It’s been a couple of years since I wrote about our use of cash allowances so I thought I’d go over it again now that we have a lot more readers. I agree that sometimes, credit cards are great. They are very convenient and provide many benefits such as purchase protection and cash/point rewards. If you pay off your balance every month, credit cards can be a great financial tool. On the other hand, credit cards can be quite harmful if you carry your balances. I don’t need to tell you that the interest rates on credit cards are very high and many people are paying a ton of interest every month.
Why Cash Allowance?
We have always paid off our credit cards every month so logically it makes a lot of sense for us to put everything on the cards to maximize the rewards points. However, when I was charging everything on the cards, I’d have a $2,000 bill at the end of the month. I was making good money and was able to pay it off, but I was still spending a bunch of money.
In an effort to reduce our spending, we moved to a cash allowance system and it worked out great for us. Our credit card bill is now much lower than when I was charging everything. For 2013, our credit card bill has been about $700/month. This is much better than the previously mentioned $2,000/month. Anyway, here are some reasons why you should try using the allowance system for a few months if your credit card usage is dragging you down.
7 Compelling Reasons to Use Cash Instead of Credit
1. Purely Psychological. Credit cards make it too easy to spend money. Just swipe the card and you can bring home the latest smart phone/tools/clothes. It’s much harder for us to let go of our hard earned cash. The physical action of handing over cash to someone else is a lot more difficult than swiping a card. Try handing over $100 cash for a pair of shoes. It’s much more painful than just swiping a card.
2. Easier to budget for discretionary spending. We each get $80/week to spend on whatever we want. That’s our budget for discretionary spending (plus groceries). Once I run out of my $80, I have to wait until the next week before buying something. When I was using the credit card for discretionary spending, I usually lost track of how much I spent already.
3. No consumer debt. If you use cash, then you won’t have a problem with consumer debt. Credit cards enable us to spend the money that we don’t have and it’s easy to lose control. How else do you explain the average US household’s credit card debt of $15,263?
4. Delayed gratification. When I need to make a larger discretionary purchase, I have to save up for it. This delays the purchase and many times, I found that I didn’t really need it after all. Putting off purchases also give you time to research for a better product and deals.
5. Less guilt. When I have cash left at the end of the week, I don’t feel guilty about spending it on myself. Sure, I can save it too, but usually we just go out for happy hour or something like that. We can enjoy it because we know it’s already budgeted.

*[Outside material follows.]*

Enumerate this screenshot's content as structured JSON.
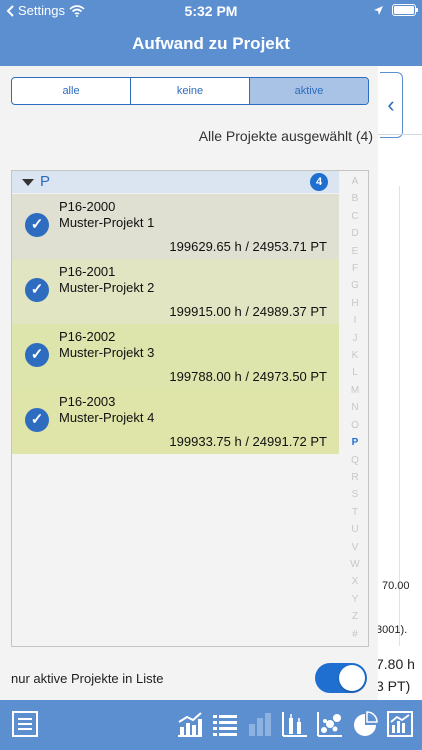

6. Change jar. This is a small side benefit. I hate carrying coins and I always put them in a change jar when I get home. This is a side saving that builds up over time. It’s always a nice little surprise when we drop by the bank to deposit it. Also, RB40 Jr. has been enjoying putting the coins into his piggy bank.
7. Cash is not traceable. Your credit card purchases can be easily tracked and if you’re on the run, the cops will catch up with you very quickly. Jack Reacher uses only cash and you should too. Yes, this one is a stretch, but I am out of ideas. 😉
Of course, the cash allowance might not work well for everyone. There are some downsides. It’s more difficult to keep track of every penny you spent when you use cash. You also lose out on reward points if that’s something you care about. For us it worked well simply because we are spending less money overall. We still use the credit card for some purchases, but for local discretionary spending, we like using cold hard cash.
Many of you probably can control your credit card usage much better than I did. You should really try the cash system to see if it makes any difference. You might surprise yourself. Have you tried it?
Joe left his engineering career behind to become a stay-at-home dad/blogger at 38. Today, he blogs about financial independence, early retirement, investing, and living a frugal lifestyle. See how he generates Passive Income here.
Joe highly recommends Personal Capital for DIY investors. He logs on to Personal Capital almost daily to check his cash flow and net worth. They have many useful tools that will help DIY investors analyze their portfolio and plan for retirement.
Latest posts by retirebyforty (see all)
- Do You Have The Right Personality for FIRE? - May 19, 2019
- 7 Ingredients That Helped Me Achieve Financial Independence - May 15, 2019
- What If You Never Sell? - May 12, 2019
- Saving More for Retirement in My Solo 401k - May 8, 2019
- April 2019 Goals and Financial Update - May 5, 2019